▶ [DATA FOR THE TASK]:
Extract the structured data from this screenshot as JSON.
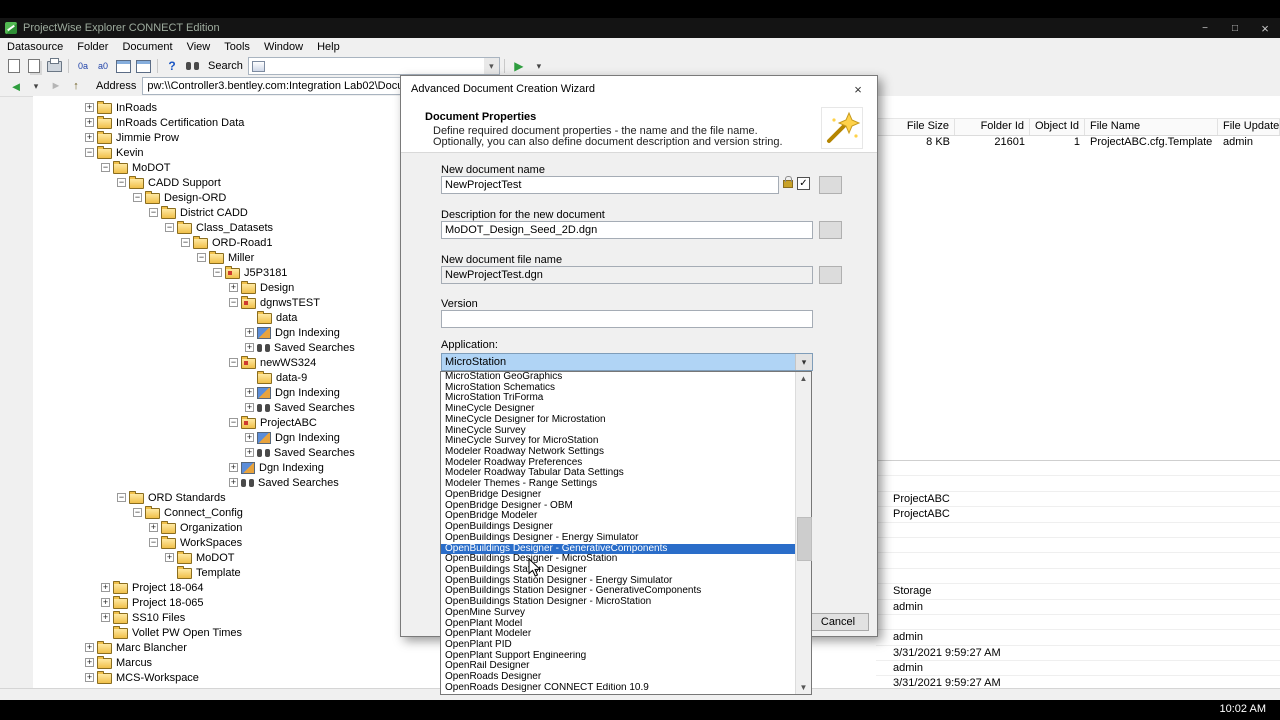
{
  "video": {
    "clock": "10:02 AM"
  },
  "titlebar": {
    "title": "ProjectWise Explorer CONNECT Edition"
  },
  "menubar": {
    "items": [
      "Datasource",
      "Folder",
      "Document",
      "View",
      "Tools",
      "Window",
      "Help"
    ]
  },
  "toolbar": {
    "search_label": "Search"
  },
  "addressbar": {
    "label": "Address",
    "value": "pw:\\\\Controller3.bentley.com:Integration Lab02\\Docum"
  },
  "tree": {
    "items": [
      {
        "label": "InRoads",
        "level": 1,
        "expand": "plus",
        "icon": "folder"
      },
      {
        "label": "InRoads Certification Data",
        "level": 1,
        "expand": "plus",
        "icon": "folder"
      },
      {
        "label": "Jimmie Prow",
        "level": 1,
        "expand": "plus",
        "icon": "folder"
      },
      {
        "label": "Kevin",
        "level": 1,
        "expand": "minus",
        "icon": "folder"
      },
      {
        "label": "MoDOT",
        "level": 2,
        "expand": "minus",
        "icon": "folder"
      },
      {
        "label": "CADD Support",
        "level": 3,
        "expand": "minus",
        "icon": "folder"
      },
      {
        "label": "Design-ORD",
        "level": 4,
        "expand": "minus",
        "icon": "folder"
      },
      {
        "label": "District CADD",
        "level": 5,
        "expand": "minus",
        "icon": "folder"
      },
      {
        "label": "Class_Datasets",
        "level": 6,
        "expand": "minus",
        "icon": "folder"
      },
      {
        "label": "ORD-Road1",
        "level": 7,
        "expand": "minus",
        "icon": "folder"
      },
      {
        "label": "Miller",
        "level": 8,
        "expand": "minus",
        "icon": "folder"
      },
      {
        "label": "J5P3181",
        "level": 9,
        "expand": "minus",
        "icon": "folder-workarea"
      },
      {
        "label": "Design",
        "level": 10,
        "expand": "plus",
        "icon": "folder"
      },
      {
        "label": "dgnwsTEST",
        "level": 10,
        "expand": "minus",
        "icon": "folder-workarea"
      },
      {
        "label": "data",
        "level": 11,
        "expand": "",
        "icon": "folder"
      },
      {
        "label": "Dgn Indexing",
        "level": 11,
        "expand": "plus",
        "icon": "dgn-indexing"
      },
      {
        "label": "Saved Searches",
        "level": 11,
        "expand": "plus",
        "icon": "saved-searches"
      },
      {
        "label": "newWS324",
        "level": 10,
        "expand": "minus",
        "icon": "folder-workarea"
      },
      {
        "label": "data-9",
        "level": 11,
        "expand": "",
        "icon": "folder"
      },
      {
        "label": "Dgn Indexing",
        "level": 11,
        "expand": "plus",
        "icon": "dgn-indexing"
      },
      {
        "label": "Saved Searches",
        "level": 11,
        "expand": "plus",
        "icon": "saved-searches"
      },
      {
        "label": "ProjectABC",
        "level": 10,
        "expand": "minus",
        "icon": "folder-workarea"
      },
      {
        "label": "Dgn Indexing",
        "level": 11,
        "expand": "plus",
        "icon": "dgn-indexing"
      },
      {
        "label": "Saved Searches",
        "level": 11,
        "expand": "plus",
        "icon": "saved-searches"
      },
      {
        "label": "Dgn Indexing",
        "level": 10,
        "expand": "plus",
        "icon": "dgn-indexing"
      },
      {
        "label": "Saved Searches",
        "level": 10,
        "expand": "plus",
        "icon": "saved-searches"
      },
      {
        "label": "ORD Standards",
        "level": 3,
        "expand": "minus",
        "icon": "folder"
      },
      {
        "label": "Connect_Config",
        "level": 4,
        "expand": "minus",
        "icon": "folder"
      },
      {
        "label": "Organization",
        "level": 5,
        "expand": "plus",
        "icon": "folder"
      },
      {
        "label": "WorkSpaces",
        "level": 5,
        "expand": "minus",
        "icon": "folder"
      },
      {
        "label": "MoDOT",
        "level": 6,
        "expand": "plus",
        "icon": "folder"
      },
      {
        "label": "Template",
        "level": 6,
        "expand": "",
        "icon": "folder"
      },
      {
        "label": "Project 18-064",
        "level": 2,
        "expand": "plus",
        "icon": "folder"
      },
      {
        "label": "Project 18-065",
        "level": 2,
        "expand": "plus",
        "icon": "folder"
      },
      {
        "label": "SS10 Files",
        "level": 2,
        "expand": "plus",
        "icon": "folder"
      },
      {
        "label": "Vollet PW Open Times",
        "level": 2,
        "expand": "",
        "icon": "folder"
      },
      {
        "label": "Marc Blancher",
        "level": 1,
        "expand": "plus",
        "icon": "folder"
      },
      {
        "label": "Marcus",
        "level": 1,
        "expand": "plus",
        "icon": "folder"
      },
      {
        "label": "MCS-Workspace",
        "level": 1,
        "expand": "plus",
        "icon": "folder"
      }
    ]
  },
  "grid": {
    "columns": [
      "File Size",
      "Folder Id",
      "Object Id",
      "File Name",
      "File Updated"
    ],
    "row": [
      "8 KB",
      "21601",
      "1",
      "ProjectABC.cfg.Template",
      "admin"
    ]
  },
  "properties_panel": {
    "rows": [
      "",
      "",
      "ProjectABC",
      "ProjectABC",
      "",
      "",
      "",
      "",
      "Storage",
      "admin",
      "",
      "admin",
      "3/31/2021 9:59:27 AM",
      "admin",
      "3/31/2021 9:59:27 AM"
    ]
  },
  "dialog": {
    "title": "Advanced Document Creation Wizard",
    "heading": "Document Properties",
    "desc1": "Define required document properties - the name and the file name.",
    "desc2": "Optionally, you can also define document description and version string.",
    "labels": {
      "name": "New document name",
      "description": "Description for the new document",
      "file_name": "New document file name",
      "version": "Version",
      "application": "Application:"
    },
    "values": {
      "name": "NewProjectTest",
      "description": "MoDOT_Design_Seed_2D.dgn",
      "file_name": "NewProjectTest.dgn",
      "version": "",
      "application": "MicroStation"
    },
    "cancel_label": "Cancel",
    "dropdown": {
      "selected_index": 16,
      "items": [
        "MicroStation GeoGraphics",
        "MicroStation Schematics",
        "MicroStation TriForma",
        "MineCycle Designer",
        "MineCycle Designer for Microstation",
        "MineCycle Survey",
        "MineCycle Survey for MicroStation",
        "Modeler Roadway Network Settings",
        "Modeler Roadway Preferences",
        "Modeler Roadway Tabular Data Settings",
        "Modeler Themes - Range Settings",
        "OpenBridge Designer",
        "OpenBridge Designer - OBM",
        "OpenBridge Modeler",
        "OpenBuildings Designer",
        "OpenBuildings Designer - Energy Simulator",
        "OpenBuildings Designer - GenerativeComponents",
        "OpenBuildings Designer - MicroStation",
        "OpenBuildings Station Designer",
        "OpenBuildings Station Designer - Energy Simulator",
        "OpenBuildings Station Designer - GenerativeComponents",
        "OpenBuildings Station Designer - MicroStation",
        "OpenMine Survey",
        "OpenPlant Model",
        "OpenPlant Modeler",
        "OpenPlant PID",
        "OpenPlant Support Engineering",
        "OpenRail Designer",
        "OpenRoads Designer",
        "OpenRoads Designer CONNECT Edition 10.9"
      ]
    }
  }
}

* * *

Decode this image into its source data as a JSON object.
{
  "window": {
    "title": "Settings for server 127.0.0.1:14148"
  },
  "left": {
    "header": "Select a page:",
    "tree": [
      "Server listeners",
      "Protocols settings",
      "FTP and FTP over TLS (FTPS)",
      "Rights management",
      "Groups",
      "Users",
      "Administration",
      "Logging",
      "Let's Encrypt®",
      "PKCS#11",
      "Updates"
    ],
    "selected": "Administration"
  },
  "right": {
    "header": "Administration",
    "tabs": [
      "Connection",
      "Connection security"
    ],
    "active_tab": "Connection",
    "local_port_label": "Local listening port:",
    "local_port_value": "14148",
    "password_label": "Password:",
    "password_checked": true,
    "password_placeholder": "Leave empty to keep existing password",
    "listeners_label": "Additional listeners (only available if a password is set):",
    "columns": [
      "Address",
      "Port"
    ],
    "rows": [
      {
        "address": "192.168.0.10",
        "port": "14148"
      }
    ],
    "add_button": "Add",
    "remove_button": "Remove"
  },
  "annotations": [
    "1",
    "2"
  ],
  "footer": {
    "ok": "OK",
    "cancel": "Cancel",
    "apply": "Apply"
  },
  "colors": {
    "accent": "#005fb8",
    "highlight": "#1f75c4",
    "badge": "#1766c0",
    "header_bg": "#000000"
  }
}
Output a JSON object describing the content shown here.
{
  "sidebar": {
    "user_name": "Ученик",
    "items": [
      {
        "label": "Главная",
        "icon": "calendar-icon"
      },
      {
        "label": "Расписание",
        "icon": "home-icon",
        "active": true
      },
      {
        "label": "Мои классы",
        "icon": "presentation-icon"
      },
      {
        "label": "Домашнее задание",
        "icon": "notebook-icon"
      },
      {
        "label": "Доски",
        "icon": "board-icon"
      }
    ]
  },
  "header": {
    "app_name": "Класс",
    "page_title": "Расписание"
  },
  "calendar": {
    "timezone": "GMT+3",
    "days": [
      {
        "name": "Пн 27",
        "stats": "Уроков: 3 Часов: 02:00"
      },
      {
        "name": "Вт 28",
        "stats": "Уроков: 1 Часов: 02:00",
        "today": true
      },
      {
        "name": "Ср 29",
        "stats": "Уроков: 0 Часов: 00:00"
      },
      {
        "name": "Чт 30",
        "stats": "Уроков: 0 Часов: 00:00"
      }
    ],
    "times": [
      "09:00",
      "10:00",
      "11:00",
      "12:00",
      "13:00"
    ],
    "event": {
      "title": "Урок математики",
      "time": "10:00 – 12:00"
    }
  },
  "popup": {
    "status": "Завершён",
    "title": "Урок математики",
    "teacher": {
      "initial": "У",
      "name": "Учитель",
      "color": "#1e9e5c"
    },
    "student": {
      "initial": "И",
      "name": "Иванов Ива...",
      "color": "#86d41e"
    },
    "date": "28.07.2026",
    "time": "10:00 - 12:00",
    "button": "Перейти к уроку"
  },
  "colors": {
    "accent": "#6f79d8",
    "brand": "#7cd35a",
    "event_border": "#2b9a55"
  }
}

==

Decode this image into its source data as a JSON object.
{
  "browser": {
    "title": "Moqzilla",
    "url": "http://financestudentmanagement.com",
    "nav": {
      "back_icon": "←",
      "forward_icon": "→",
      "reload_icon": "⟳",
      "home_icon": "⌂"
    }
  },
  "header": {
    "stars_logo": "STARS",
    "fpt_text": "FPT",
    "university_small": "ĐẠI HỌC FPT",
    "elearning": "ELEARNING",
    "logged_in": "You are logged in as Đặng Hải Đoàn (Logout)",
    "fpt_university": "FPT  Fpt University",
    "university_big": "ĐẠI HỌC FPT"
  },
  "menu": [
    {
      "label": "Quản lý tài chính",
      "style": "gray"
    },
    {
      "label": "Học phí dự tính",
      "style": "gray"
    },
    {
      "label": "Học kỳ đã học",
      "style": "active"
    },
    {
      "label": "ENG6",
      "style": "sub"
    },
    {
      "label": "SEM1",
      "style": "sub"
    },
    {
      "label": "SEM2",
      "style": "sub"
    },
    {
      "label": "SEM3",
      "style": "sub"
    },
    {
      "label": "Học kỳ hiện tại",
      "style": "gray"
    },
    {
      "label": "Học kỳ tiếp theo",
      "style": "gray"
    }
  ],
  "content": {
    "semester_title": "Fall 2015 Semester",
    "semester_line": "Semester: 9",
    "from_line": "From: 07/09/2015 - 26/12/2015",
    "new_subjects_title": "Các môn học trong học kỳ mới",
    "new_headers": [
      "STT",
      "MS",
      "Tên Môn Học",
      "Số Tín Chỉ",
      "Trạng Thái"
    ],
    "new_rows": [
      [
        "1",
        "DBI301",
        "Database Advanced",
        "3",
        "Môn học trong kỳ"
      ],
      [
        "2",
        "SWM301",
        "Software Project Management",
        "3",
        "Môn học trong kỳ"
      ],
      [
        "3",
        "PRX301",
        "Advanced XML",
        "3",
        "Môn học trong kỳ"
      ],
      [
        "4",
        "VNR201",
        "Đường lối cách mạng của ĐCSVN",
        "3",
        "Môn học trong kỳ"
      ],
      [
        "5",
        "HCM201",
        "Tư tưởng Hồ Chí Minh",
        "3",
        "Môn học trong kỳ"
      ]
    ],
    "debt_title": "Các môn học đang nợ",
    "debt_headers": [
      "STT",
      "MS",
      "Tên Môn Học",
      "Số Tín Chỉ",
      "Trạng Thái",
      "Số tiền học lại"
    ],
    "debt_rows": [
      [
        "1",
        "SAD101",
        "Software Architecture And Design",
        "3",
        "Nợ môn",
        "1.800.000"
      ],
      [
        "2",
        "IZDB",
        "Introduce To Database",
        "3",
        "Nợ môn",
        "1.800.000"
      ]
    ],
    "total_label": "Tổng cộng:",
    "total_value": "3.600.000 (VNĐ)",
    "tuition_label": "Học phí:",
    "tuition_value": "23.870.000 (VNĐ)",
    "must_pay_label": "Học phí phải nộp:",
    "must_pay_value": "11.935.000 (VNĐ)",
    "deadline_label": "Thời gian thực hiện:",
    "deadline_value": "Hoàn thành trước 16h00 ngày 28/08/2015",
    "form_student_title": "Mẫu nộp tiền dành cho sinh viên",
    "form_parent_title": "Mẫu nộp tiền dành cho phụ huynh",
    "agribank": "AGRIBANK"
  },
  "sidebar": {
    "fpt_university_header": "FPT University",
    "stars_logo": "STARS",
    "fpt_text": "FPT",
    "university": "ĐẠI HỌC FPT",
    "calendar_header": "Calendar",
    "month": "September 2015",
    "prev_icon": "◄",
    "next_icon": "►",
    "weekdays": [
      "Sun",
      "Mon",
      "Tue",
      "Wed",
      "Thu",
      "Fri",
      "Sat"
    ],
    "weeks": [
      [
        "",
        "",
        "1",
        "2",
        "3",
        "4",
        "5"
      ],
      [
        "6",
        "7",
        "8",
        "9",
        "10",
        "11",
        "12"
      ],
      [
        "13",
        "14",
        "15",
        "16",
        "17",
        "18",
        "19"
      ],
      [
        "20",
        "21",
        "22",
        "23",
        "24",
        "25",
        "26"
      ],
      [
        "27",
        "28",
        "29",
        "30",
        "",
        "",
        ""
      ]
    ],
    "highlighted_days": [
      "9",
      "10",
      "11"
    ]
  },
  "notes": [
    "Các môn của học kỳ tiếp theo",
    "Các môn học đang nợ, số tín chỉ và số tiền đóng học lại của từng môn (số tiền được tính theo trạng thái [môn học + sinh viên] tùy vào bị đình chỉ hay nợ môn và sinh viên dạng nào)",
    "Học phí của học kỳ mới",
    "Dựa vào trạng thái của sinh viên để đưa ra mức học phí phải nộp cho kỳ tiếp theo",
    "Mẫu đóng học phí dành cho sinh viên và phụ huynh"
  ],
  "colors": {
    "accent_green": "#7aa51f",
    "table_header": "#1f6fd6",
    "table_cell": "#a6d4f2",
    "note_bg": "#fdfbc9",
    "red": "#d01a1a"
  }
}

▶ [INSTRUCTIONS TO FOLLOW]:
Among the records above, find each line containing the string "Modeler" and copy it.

▶ [WRITTEN SOLUTION]:
        "Modeler Roadway Network Settings",
        "Modeler Roadway Preferences",
        "Modeler Roadway Tabular Data Settings",
        "Modeler Themes - Range Settings",
        "OpenBridge Modeler",
        "OpenPlant Modeler",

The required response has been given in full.